  • Halloween

    New 'Halloween' Movies Set for 2020, 2021

    Universal Pictures has unveiled back-to-back “Halloween” sequel movies that will open in 2020 and 2021. The studio made the announcement Friday, noting that last year’s “Halloween,” starring Jamie Lee Curtis and directed by David Gordon Green, went on to become the highest-grossing installment in the horror franchise at more than $250 million worldwide. The first [...]

  • Above the Shadows

    Film Review: ‘Above the Shadows’

    Grief-fueled romantic fantasies can be tricky for filmmakers not named Wim Wenders. Everyone aspires to make “Wings of Desire” with its stirring immediacy, beautiful imagery and pressing poignancy, but most wind up delivering something closer to its decent but dreary American remake, “City of Angels” — which could also be said for writer-director Cynthia Myers’ [...]

  • Crawl Movie

    'Crawl' and Other Disaster Movies Pose Unique Obstacles for Production Designers

    The rampaging fires, earthquakes and storms of disaster movies present unusual challenges for a production: On top of the normal work of creating a film’s lived-in and realistic locations, designers must build sets that the forces of nature can batter, flood and ravage into something completely different. Take “Crawl,” in which a Category 5 hurricane [...]

  • The Lion King

    'The Lion King' Tops $130 Million Overseas
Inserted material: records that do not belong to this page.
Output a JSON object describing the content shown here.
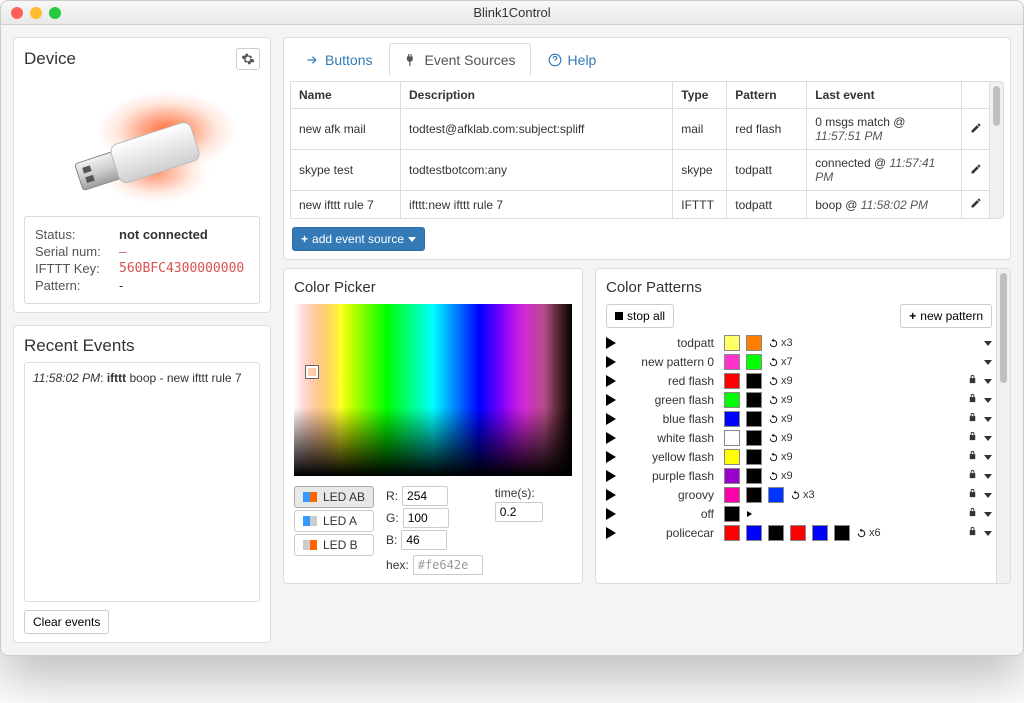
{
  "window": {
    "title": "Blink1Control"
  },
  "device": {
    "panel_title": "Device",
    "status_label": "Status:",
    "status_value": "not connected",
    "serial_label": "Serial num:",
    "serial_value": "–",
    "ifttt_label": "IFTTT Key:",
    "ifttt_value": "560BFC4300000000",
    "pattern_label": "Pattern:",
    "pattern_value": "-"
  },
  "recent": {
    "panel_title": "Recent Events",
    "clear_label": "Clear events",
    "events": [
      {
        "ts": "11:58:02 PM",
        "text": "ifttt boop - new ifttt rule 7"
      }
    ]
  },
  "tabs": {
    "buttons": "Buttons",
    "event_sources": "Event Sources",
    "help": "Help"
  },
  "events_table": {
    "headers": {
      "name": "Name",
      "description": "Description",
      "type": "Type",
      "pattern": "Pattern",
      "last": "Last event"
    },
    "rows": [
      {
        "name": "new afk mail",
        "desc": "todtest@afklab.com:subject:spliff",
        "type": "mail",
        "pattern": "red flash",
        "last_text": "0 msgs match @",
        "last_ts": "11:57:51 PM"
      },
      {
        "name": "skype test",
        "desc": "todtestbotcom:any",
        "type": "skype",
        "pattern": "todpatt",
        "last_text": "connected @",
        "last_ts": "11:57:41 PM"
      },
      {
        "name": "new ifttt rule 7",
        "desc": "ifttt:new ifttt rule 7",
        "type": "IFTTT",
        "pattern": "todpatt",
        "last_text": "boop @",
        "last_ts": "11:58:02 PM"
      }
    ],
    "add_label": "add event source"
  },
  "color_picker": {
    "title": "Color Picker",
    "led_ab": "LED AB",
    "led_a": "LED A",
    "led_b": "LED B",
    "r_label": "R:",
    "r_value": "254",
    "g_label": "G:",
    "g_value": "100",
    "b_label": "B:",
    "b_value": "46",
    "hex_label": "hex:",
    "hex_value": "#fe642e",
    "time_label": "time(s):",
    "time_value": "0.2"
  },
  "patterns": {
    "title": "Color Patterns",
    "stop_all": "stop all",
    "new_pattern": "new pattern",
    "list": [
      {
        "name": "todpatt",
        "colors": [
          "#ffff66",
          "#ff8000"
        ],
        "repeat": "x3",
        "locked": false
      },
      {
        "name": "new pattern 0",
        "colors": [
          "#ff33cc",
          "#00ff00"
        ],
        "repeat": "x7",
        "locked": false
      },
      {
        "name": "red flash",
        "colors": [
          "#ff0000",
          "#000000"
        ],
        "repeat": "x9",
        "locked": true
      },
      {
        "name": "green flash",
        "colors": [
          "#00ff00",
          "#000000"
        ],
        "repeat": "x9",
        "locked": true
      },
      {
        "name": "blue flash",
        "colors": [
          "#0000ff",
          "#000000"
        ],
        "repeat": "x9",
        "locked": true
      },
      {
        "name": "white flash",
        "colors": [
          "#ffffff",
          "#000000"
        ],
        "repeat": "x9",
        "locked": true
      },
      {
        "name": "yellow flash",
        "colors": [
          "#ffff00",
          "#000000"
        ],
        "repeat": "x9",
        "locked": true
      },
      {
        "name": "purple flash",
        "colors": [
          "#9900cc",
          "#000000"
        ],
        "repeat": "x9",
        "locked": true
      },
      {
        "name": "groovy",
        "colors": [
          "#ff00aa",
          "#000000",
          "#0033ff"
        ],
        "repeat": "x3",
        "locked": true
      },
      {
        "name": "off",
        "colors": [
          "#000000"
        ],
        "repeat": "",
        "locked": true,
        "arrow": true
      },
      {
        "name": "policecar",
        "colors": [
          "#ff0000",
          "#0000ff",
          "#000000",
          "#ff0000",
          "#0000ff",
          "#000000"
        ],
        "repeat": "x6",
        "locked": true
      }
    ]
  }
}
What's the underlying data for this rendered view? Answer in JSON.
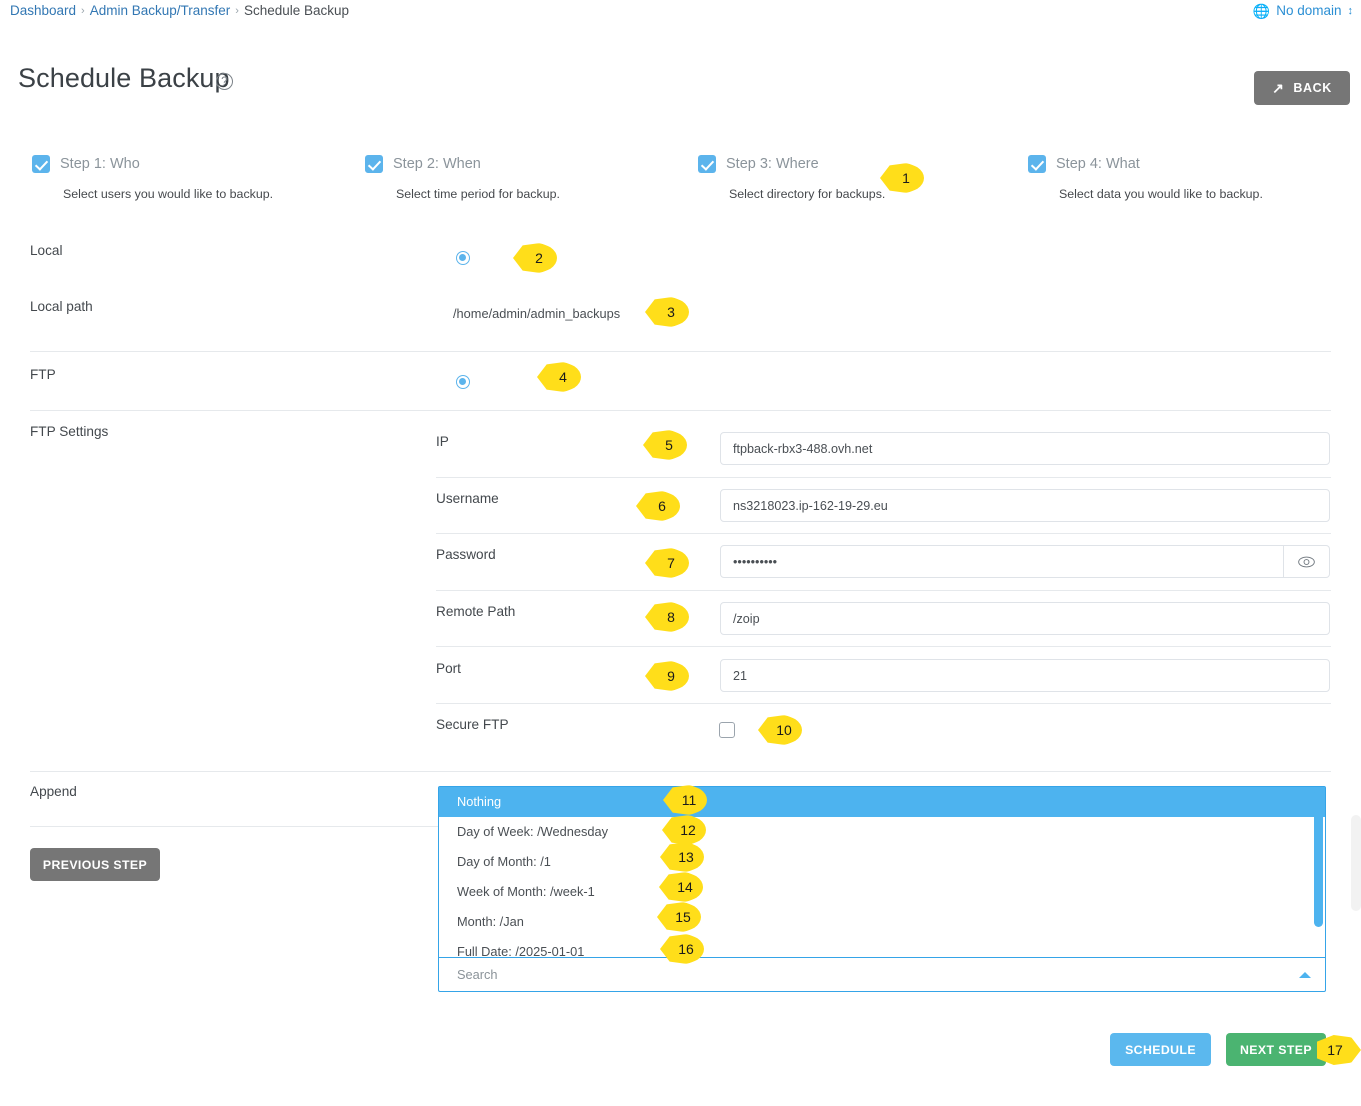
{
  "topbar": {
    "breadcrumb": [
      {
        "label": "Dashboard",
        "current": false
      },
      {
        "label": "Admin Backup/Transfer",
        "current": false
      },
      {
        "label": "Schedule Backup",
        "current": true
      }
    ],
    "separator": "›",
    "domain_label": "No domain",
    "globe_icon": "globe-icon",
    "updown_icon": "up-down-caret-icon"
  },
  "header": {
    "title": "Schedule Backup",
    "help_icon": "question-mark-icon",
    "help_glyph": "?",
    "back_label": "BACK",
    "back_icon": "share-arrow-icon",
    "back_glyph": "↗"
  },
  "steps": [
    {
      "title": "Step 1: Who",
      "sub": "Select users you would like to backup.",
      "checked": true
    },
    {
      "title": "Step 2: When",
      "sub": "Select time period for backup.",
      "checked": true
    },
    {
      "title": "Step 3: Where",
      "sub": "Select directory for backups.",
      "checked": true
    },
    {
      "title": "Step 4: What",
      "sub": "Select data you would like to backup.",
      "checked": true
    }
  ],
  "form": {
    "local_label": "Local",
    "local_selected": true,
    "local_path_label": "Local path",
    "local_path_value": "/home/admin/admin_backups",
    "ftp_label": "FTP",
    "ftp_selected": true,
    "ftp_settings_label": "FTP Settings",
    "fields": {
      "ip_label": "IP",
      "ip_value": "ftpback-rbx3-488.ovh.net",
      "username_label": "Username",
      "username_value": "ns3218023.ip-162-19-29.eu",
      "password_label": "Password",
      "password_value": "••••••••••",
      "password_eye_icon": "eye-icon",
      "remote_path_label": "Remote Path",
      "remote_path_value": "/zoip",
      "port_label": "Port",
      "port_value": "21",
      "secure_ftp_label": "Secure FTP",
      "secure_ftp_checked": false
    },
    "append_label": "Append"
  },
  "append_dropdown": {
    "options": [
      {
        "label": "Nothing",
        "selected": true
      },
      {
        "label": "Day of Week: /Wednesday",
        "selected": false
      },
      {
        "label": "Day of Month: /1",
        "selected": false
      },
      {
        "label": "Week of Month: /week-1",
        "selected": false
      },
      {
        "label": "Month: /Jan",
        "selected": false
      },
      {
        "label": "Full Date: /2025-01-01",
        "selected": false
      }
    ],
    "search_placeholder": "Search",
    "collapse_icon": "caret-up-icon"
  },
  "buttons": {
    "previous_step": "PREVIOUS STEP",
    "schedule": "SCHEDULE",
    "next_step": "NEXT STEP"
  },
  "markers": [
    {
      "n": "1"
    },
    {
      "n": "2"
    },
    {
      "n": "3"
    },
    {
      "n": "4"
    },
    {
      "n": "5"
    },
    {
      "n": "6"
    },
    {
      "n": "7"
    },
    {
      "n": "8"
    },
    {
      "n": "9"
    },
    {
      "n": "10"
    },
    {
      "n": "11"
    },
    {
      "n": "12"
    },
    {
      "n": "13"
    },
    {
      "n": "14"
    },
    {
      "n": "15"
    },
    {
      "n": "16"
    },
    {
      "n": "17"
    }
  ],
  "colors": {
    "accent_blue": "#5cb4ec",
    "dropdown_border": "#35a4e8",
    "selected_row": "#4db3ef",
    "green": "#4bb471",
    "grey_button": "#767676",
    "marker_yellow": "#ffde1a"
  }
}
    Disney’s “The Lion King” has roared past $130 million in international ticket sales ahead of its domestic debut, led by $76.6 million in its first week in China. Other markets began launching Wednesday, led by France with $8.3 million in its first two days with the second-biggest opening day for a Disney movie after “Avengers: [...]

  • The Lion King The Gift

    Album Review: Beyoncé’s 'The Lion King: The Gift'

    Before touching down on what Beyoncé has called her “love letter to Africa,” it’s important to see what may have brought her to the mother of mankind, with its wide vistas and sonic planes, for “The Gift” in the first place — beyond, of course, voicing Nala in the film and whatever international marketing tie-ins [...]

More From Our Brands

Access exclusive content